Data about app and page elements:
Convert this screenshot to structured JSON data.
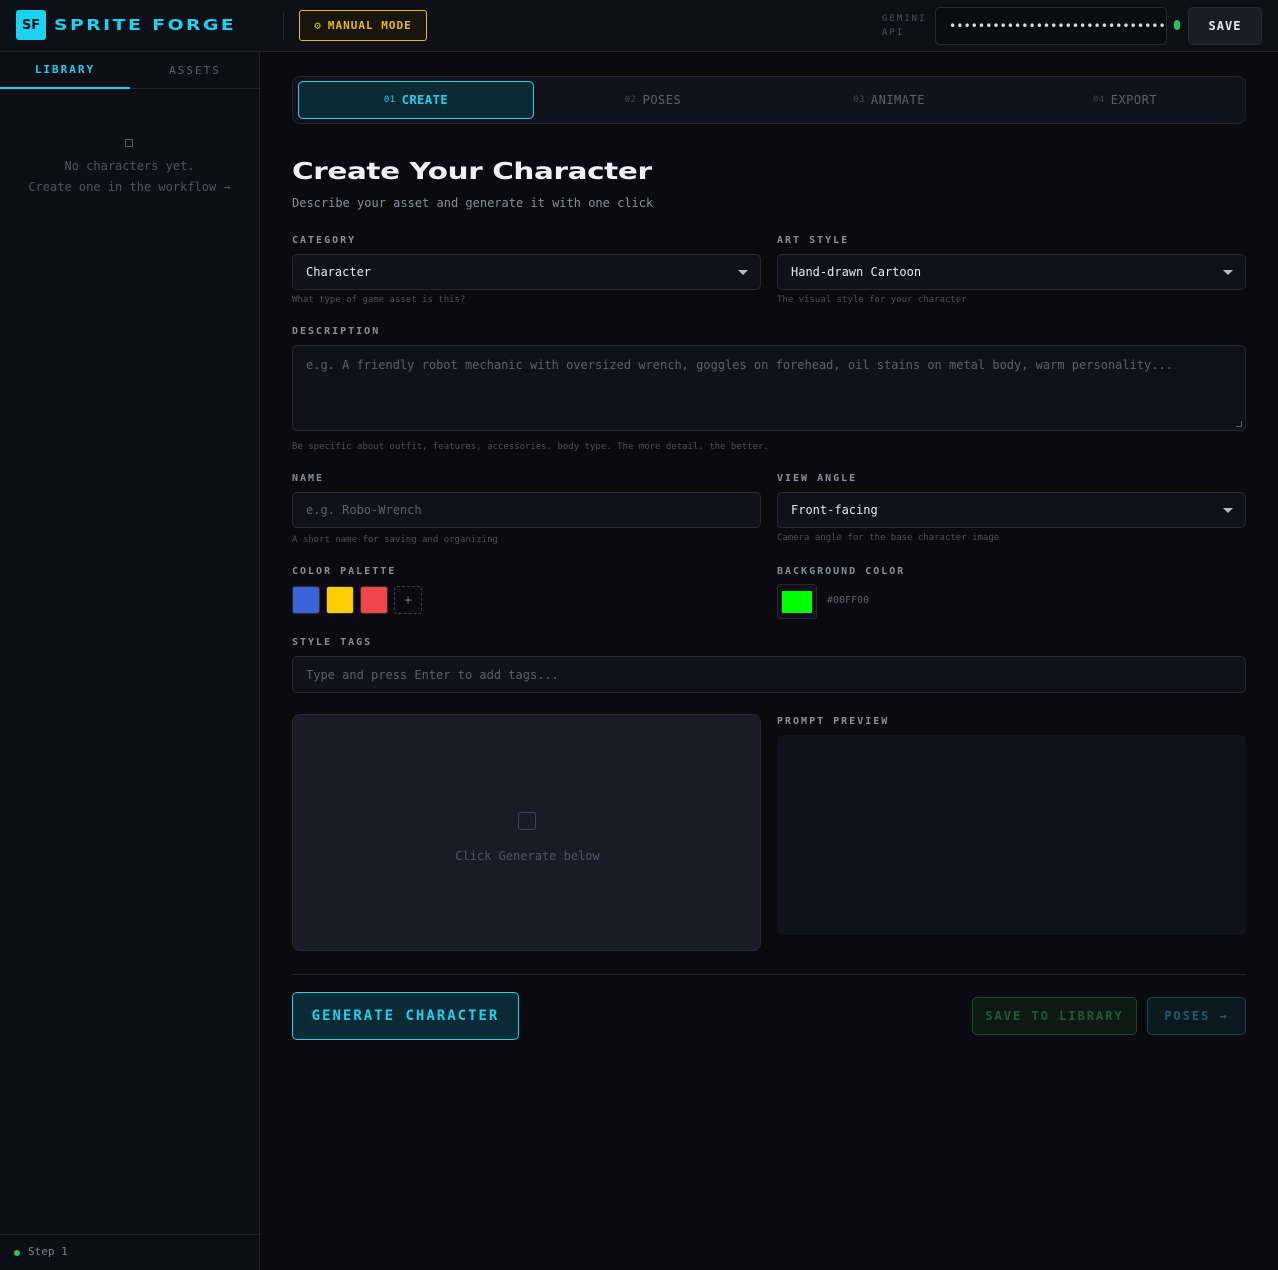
{
  "header": {
    "logo_text": "SF",
    "brand": "SPRITE FORGE",
    "mode_icon": "⚙",
    "mode_label": "MANUAL MODE",
    "api_label": "GEMINI API",
    "api_key_masked": "••••••••••••••••••••••••••••••••",
    "api_status_color": "#22c55e",
    "save_label": "SAVE"
  },
  "sidebar": {
    "tabs": [
      {
        "label": "LIBRARY",
        "active": true
      },
      {
        "label": "ASSETS",
        "active": false
      }
    ],
    "empty_line1": "No characters yet.",
    "empty_line2": "Create one in the workflow →",
    "footer_step": "Step 1"
  },
  "stepper": [
    {
      "num": "01",
      "label": "CREATE",
      "active": true
    },
    {
      "num": "02",
      "label": "POSES",
      "active": false
    },
    {
      "num": "03",
      "label": "ANIMATE",
      "active": false
    },
    {
      "num": "04",
      "label": "EXPORT",
      "active": false
    }
  ],
  "main": {
    "title": "Create Your Character",
    "subtitle": "Describe your asset and generate it with one click"
  },
  "form": {
    "category": {
      "label": "CATEGORY",
      "value": "Character",
      "hint": "What type of game asset is this?"
    },
    "art_style": {
      "label": "ART STYLE",
      "value": "Hand-drawn Cartoon",
      "hint": "The visual style for your character"
    },
    "description": {
      "label": "DESCRIPTION",
      "placeholder": "e.g. A friendly robot mechanic with oversized wrench, goggles on forehead, oil stains on metal body, warm personality...",
      "hint": "Be specific about outfit, features, accessories, body type. The more detail, the better."
    },
    "name": {
      "label": "NAME",
      "placeholder": "e.g. Robo-Wrench",
      "hint": "A short name for saving and organizing"
    },
    "view_angle": {
      "label": "VIEW ANGLE",
      "value": "Front-facing",
      "hint": "Camera angle for the base character image"
    },
    "palette": {
      "label": "COLOR PALETTE",
      "colors": [
        "#3a63d6",
        "#ffcc00",
        "#f0474a"
      ],
      "add_label": "+"
    },
    "background": {
      "label": "BACKGROUND COLOR",
      "color": "#00ff00",
      "hex": "#00FF00"
    },
    "style_tags": {
      "label": "STYLE TAGS",
      "placeholder": "Type and press Enter to add tags..."
    }
  },
  "preview": {
    "empty_text": "Click Generate below"
  },
  "prompt_preview": {
    "label": "PROMPT PREVIEW"
  },
  "actions": {
    "generate": "GENERATE CHARACTER",
    "save_library": "SAVE TO LIBRARY",
    "next": "POSES →"
  }
}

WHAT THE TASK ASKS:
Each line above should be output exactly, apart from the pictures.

ANSWER BELOW:
Convert this screenshot to structured JSON data.
{
  "header": {
    "logo_text": "SF",
    "brand": "SPRITE FORGE",
    "mode_icon": "⚙",
    "mode_label": "MANUAL MODE",
    "api_label": "GEMINI API",
    "api_key_masked": "••••••••••••••••••••••••••••••••",
    "api_status_color": "#22c55e",
    "save_label": "SAVE"
  },
  "sidebar": {
    "tabs": [
      {
        "label": "LIBRARY",
        "active": true
      },
      {
        "label": "ASSETS",
        "active": false
      }
    ],
    "empty_line1": "No characters yet.",
    "empty_line2": "Create one in the workflow →",
    "footer_step": "Step 1"
  },
  "stepper": [
    {
      "num": "01",
      "label": "CREATE",
      "active": true
    },
    {
      "num": "02",
      "label": "POSES",
      "active": false
    },
    {
      "num": "03",
      "label": "ANIMATE",
      "active": false
    },
    {
      "num": "04",
      "label": "EXPORT",
      "active": false
    }
  ],
  "main": {
    "title": "Create Your Character",
    "subtitle": "Describe your asset and generate it with one click"
  },
  "form": {
    "category": {
      "label": "CATEGORY",
      "value": "Character",
      "hint": "What type of game asset is this?"
    },
    "art_style": {
      "label": "ART STYLE",
      "value": "Hand-drawn Cartoon",
      "hint": "The visual style for your character"
    },
    "description": {
      "label": "DESCRIPTION",
      "placeholder": "e.g. A friendly robot mechanic with oversized wrench, goggles on forehead, oil stains on metal body, warm personality...",
      "hint": "Be specific about outfit, features, accessories, body type. The more detail, the better."
    },
    "name": {
      "label": "NAME",
      "placeholder": "e.g. Robo-Wrench",
      "hint": "A short name for saving and organizing"
    },
    "view_angle": {
      "label": "VIEW ANGLE",
      "value": "Front-facing",
      "hint": "Camera angle for the base character image"
    },
    "palette": {
      "label": "COLOR PALETTE",
      "colors": [
        "#3a63d6",
        "#ffcc00",
        "#f0474a"
      ],
      "add_label": "+"
    },
    "background": {
      "label": "BACKGROUND COLOR",
      "color": "#00ff00",
      "hex": "#00FF00"
    },
    "style_tags": {
      "label": "STYLE TAGS",
      "placeholder": "Type and press Enter to add tags..."
    }
  },
  "preview": {
    "empty_text": "Click Generate below"
  },
  "prompt_preview": {
    "label": "PROMPT PREVIEW"
  },
  "actions": {
    "generate": "GENERATE CHARACTER",
    "save_library": "SAVE TO LIBRARY",
    "next": "POSES →"
  }
}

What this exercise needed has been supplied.